2) Scheuermann’s disease.
Fiirgaard B, Agertoft A. Ugeskr Laeger 1990 Sep 24;152(39):2843-6
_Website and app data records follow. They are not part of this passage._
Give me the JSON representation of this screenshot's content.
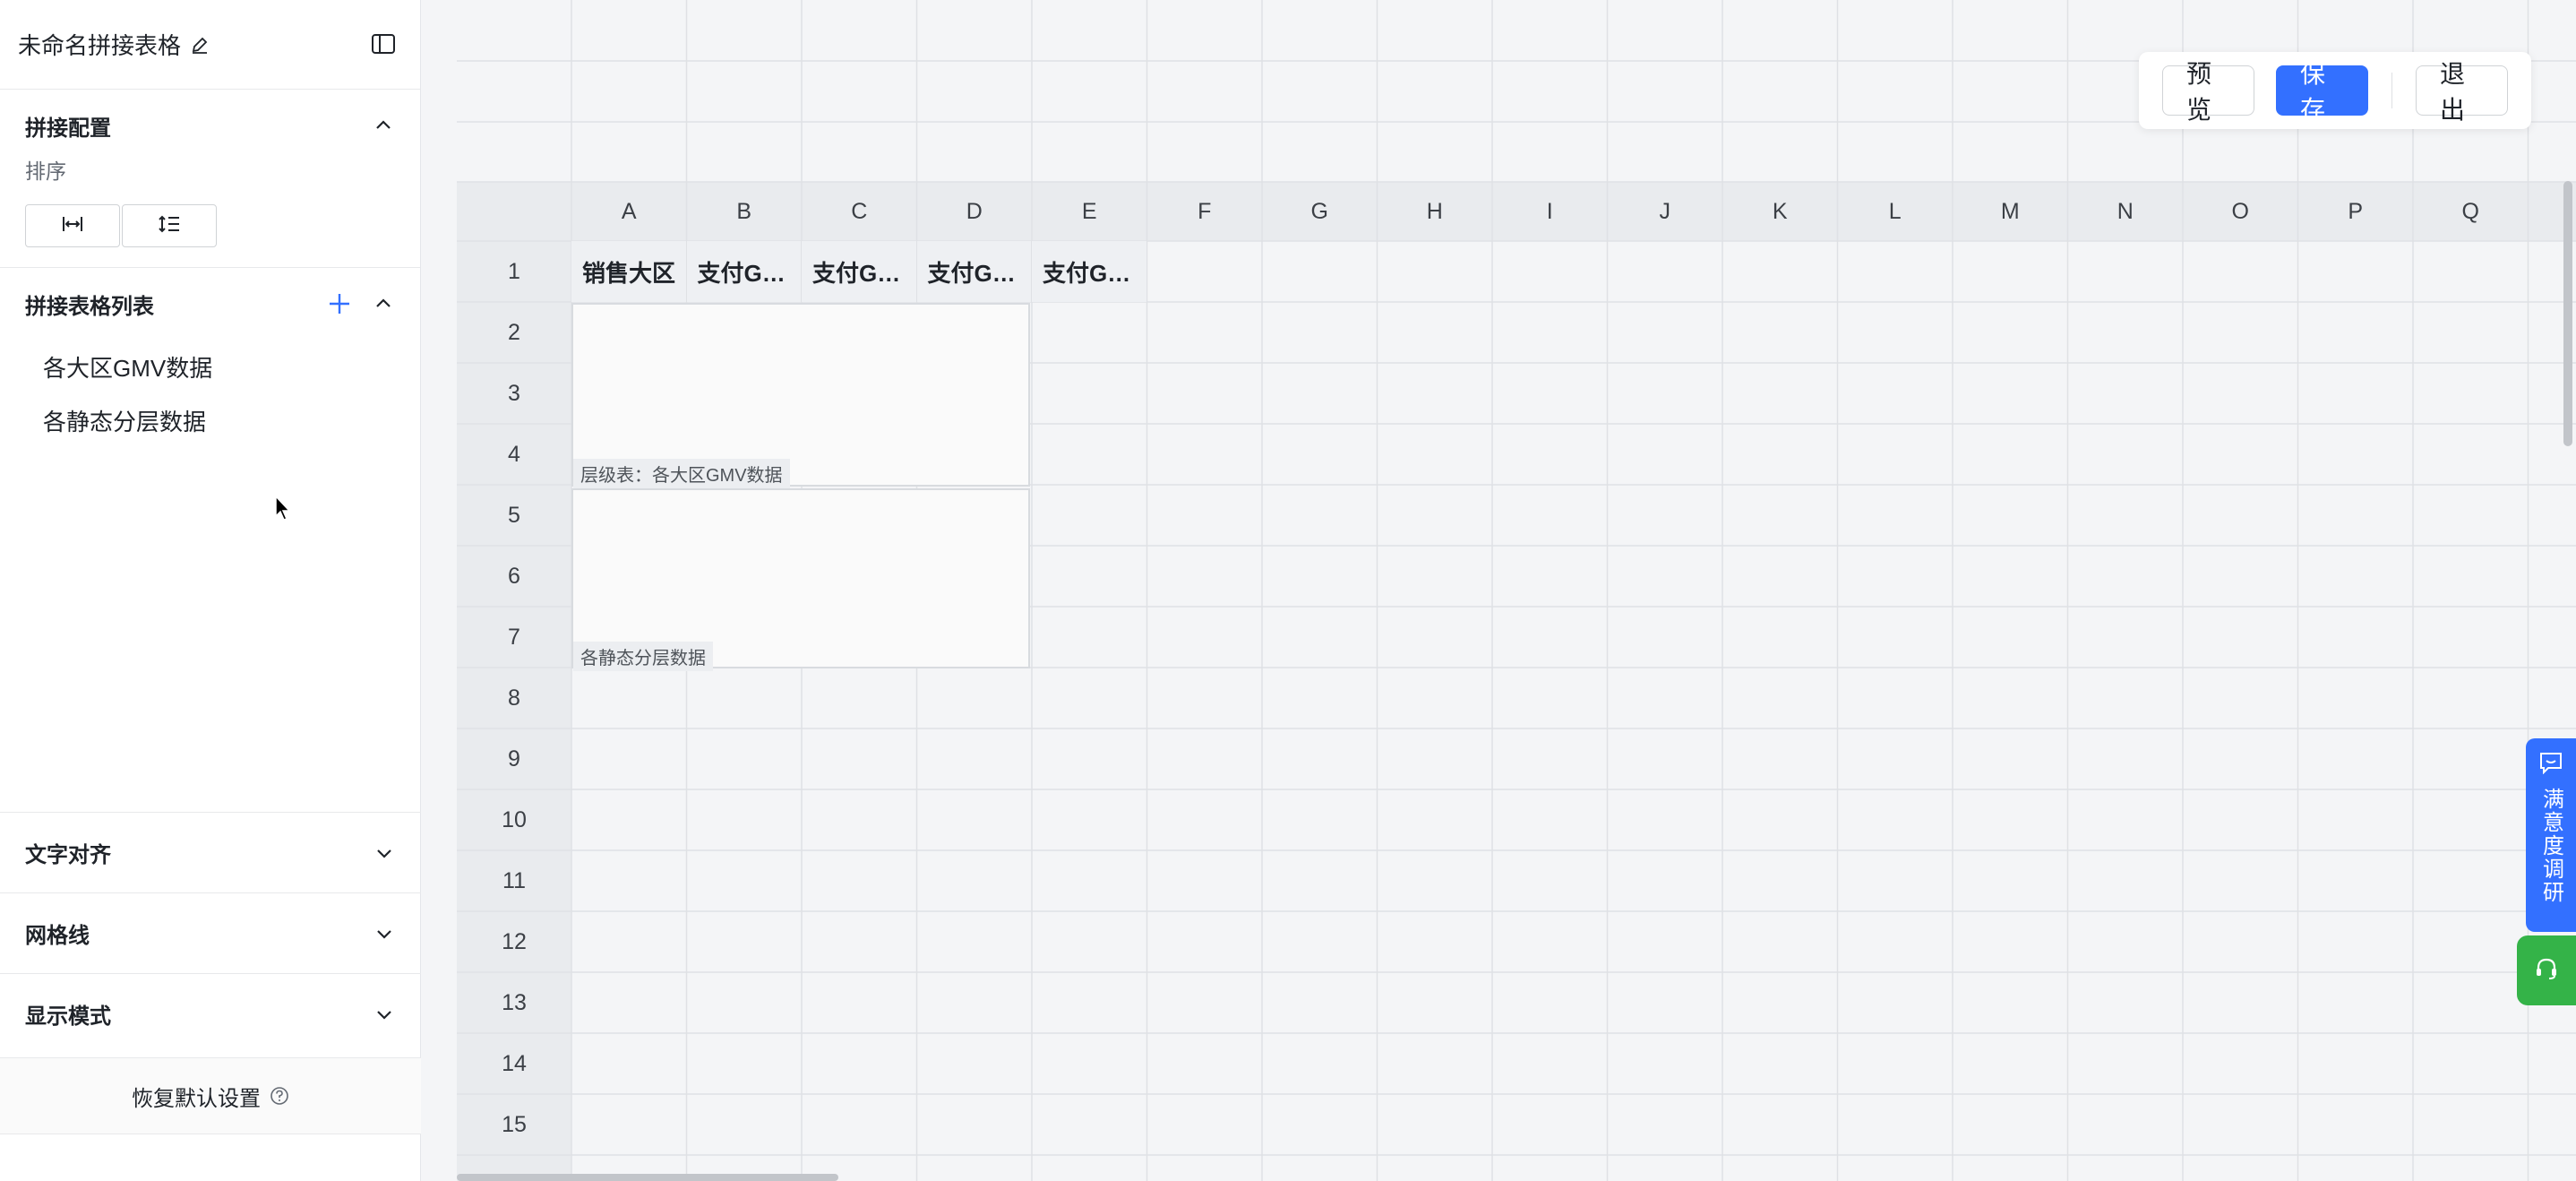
{
  "sidebar": {
    "title": "未命名拼接表格",
    "config_section": {
      "title": "拼接配置",
      "sort_label": "排序"
    },
    "table_list_section": {
      "title": "拼接表格列表",
      "items": [
        {
          "label": "各大区GMV数据"
        },
        {
          "label": "各静态分层数据"
        }
      ]
    },
    "text_align": "文字对齐",
    "gridlines": "网格线",
    "display_mode": "显示模式",
    "restore": "恢复默认设置"
  },
  "toolbar": {
    "preview": "预览",
    "save": "保存",
    "exit": "退出"
  },
  "sheet": {
    "columns": [
      "A",
      "B",
      "C",
      "D",
      "E",
      "F",
      "G",
      "H",
      "I",
      "J",
      "K",
      "L",
      "M",
      "N",
      "O",
      "P",
      "Q"
    ],
    "rows": [
      "1",
      "2",
      "3",
      "4",
      "5",
      "6",
      "7",
      "8",
      "9",
      "10",
      "11",
      "12",
      "13",
      "14",
      "15"
    ],
    "header_cells": [
      "销售大区",
      "支付G…",
      "支付G…",
      "支付G…",
      "支付G…"
    ],
    "block1_label": "层级表：各大区GMV数据",
    "block2_label": "各静态分层数据"
  },
  "float": {
    "survey": "满意度调研"
  },
  "colors": {
    "primary": "#3370ff",
    "support": "#34b348"
  }
}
Scheuermann’s disease is most frequently diagnosed in patients between 13 and 17 years and is subdivided into high, long and low kyphoses. The symptoms consist of pain which may be aggravated by physical exertion. Pain is most frequent and most severe in the long and low kyphoses. The etiology and pathogenesis are not entirely elucidated but it is probable that there is a genetic component, that the condition is not unifactorial and that it may be due to weakness in the epiphyseal plates of the vertebrae. Radiography reveals irregularities of the end-plates of the vertebrae, frequently with Schmorl’s impressions, narrowing of the intervertebral spaces, one or more wedge-shaped vertebral bodies and increased kyphosing. No effective symptomatic treatment is known but the patients should be advised about choice of career and work. In order to avoid hyperkyphosis and chronic pain, back and abdominal musculature must be strengthened and mobility in the spine improved. Gymnastics, swimming and cycling on stationary bicycles may be recommended but sports associated with jumping and marked stress for the spine must be warned against. In few and severe cases, treatment with a corset or operation may be necessary.